# GIVEN DATA
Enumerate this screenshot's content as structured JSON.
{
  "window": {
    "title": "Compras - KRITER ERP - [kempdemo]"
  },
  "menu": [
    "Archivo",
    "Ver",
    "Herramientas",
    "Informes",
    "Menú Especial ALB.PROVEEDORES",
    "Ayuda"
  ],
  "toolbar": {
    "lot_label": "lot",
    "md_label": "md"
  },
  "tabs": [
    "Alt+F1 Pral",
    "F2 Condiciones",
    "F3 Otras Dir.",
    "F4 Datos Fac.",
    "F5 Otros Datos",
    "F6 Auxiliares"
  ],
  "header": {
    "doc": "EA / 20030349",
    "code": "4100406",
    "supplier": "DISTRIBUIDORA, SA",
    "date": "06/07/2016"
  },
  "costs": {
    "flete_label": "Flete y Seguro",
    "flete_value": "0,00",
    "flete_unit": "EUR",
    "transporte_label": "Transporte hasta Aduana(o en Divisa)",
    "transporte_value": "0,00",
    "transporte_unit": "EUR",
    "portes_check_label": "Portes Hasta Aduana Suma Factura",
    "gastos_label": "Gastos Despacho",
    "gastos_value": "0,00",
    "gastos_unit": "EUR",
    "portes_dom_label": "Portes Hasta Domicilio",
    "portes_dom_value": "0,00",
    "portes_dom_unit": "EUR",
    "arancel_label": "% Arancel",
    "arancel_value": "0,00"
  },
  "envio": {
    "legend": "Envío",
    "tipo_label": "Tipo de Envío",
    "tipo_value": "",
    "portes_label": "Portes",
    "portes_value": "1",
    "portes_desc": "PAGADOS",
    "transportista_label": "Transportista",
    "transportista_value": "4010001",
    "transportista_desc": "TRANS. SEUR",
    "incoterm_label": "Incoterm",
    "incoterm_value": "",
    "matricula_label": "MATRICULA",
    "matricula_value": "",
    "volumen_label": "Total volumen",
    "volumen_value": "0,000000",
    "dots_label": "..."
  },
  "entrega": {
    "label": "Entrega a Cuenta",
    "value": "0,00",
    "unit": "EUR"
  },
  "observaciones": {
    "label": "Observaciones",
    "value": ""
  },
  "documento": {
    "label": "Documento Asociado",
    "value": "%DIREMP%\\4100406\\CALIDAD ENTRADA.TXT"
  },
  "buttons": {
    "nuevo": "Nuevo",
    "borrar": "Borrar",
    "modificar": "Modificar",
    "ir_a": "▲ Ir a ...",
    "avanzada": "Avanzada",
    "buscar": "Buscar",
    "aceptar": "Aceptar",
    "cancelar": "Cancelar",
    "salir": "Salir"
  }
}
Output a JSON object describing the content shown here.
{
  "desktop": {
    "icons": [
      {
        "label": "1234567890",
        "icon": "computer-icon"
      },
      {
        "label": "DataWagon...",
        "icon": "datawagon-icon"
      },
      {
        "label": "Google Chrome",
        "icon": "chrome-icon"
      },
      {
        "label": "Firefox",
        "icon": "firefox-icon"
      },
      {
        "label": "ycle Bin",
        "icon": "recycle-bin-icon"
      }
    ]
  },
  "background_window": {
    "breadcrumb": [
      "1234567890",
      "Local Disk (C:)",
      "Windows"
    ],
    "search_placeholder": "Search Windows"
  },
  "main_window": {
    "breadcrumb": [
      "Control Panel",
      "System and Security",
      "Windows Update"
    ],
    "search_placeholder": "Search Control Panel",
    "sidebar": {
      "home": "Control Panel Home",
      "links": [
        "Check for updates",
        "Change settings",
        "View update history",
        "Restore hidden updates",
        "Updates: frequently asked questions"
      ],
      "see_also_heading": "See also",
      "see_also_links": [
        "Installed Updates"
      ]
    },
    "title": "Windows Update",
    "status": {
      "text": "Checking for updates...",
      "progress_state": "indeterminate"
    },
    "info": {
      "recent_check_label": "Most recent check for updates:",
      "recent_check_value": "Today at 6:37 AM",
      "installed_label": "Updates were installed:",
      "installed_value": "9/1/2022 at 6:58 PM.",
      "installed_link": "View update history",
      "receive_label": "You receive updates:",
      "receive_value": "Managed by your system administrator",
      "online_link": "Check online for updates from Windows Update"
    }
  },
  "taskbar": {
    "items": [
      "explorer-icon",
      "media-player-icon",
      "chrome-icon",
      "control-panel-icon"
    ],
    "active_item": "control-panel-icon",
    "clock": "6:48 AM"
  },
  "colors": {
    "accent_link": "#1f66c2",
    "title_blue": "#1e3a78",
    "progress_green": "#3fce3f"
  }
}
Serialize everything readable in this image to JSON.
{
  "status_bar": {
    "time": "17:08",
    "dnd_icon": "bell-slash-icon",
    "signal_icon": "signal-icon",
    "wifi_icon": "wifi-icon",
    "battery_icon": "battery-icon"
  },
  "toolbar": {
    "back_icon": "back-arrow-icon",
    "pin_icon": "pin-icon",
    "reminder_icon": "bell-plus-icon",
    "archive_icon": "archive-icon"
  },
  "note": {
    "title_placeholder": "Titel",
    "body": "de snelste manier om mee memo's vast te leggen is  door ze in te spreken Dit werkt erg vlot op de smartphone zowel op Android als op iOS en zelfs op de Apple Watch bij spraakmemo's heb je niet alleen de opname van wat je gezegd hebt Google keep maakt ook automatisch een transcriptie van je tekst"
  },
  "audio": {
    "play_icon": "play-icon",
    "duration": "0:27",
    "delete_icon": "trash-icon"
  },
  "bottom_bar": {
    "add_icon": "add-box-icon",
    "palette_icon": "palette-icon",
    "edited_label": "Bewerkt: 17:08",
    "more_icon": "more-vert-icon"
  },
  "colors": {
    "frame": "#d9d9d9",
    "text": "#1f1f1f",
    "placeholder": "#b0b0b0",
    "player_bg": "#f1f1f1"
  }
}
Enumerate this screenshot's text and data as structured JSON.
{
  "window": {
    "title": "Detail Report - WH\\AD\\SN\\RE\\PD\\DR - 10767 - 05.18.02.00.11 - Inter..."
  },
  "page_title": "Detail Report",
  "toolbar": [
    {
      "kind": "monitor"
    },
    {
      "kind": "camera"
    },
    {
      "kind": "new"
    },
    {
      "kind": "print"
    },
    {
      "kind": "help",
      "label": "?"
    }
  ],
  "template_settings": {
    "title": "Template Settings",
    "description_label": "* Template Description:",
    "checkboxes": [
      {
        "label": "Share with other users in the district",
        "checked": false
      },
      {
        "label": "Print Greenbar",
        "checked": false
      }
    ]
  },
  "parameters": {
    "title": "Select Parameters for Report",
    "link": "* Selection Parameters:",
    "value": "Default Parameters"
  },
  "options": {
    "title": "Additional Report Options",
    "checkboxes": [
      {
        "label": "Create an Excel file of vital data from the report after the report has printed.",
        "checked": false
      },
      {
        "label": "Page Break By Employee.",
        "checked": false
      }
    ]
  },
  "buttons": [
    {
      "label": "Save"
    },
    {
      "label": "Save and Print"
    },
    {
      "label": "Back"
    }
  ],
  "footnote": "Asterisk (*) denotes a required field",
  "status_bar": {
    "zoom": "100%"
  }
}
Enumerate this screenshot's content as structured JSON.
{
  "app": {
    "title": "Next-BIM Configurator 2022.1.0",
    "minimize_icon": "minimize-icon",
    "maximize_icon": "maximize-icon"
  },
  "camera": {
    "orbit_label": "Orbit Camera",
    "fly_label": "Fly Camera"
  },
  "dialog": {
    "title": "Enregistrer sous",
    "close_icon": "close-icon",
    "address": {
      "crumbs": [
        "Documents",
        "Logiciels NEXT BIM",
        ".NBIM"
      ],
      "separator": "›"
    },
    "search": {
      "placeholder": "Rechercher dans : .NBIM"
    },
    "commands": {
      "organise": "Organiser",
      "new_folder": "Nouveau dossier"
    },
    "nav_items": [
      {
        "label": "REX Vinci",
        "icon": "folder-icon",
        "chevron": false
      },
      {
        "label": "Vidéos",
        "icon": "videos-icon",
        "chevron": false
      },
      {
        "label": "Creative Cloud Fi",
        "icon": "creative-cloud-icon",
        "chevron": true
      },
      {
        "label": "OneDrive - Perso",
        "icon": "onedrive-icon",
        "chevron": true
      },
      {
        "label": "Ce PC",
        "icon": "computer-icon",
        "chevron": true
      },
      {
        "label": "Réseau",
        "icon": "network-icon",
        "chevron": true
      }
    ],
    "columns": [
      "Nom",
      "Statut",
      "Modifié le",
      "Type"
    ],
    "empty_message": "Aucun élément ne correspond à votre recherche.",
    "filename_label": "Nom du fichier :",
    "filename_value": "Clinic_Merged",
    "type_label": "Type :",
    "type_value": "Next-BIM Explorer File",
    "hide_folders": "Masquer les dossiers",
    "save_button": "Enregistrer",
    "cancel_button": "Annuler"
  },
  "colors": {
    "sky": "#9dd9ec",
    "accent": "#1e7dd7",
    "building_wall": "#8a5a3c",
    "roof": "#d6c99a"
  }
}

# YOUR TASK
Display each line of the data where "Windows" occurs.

# OUTPUT FOR THIS EXERCISE
      "Windows"
    "search_placeholder": "Search Windows"
      "Windows Update"
    "title": "Windows Update",
      "online_link": "Check online for updates from Windows Update"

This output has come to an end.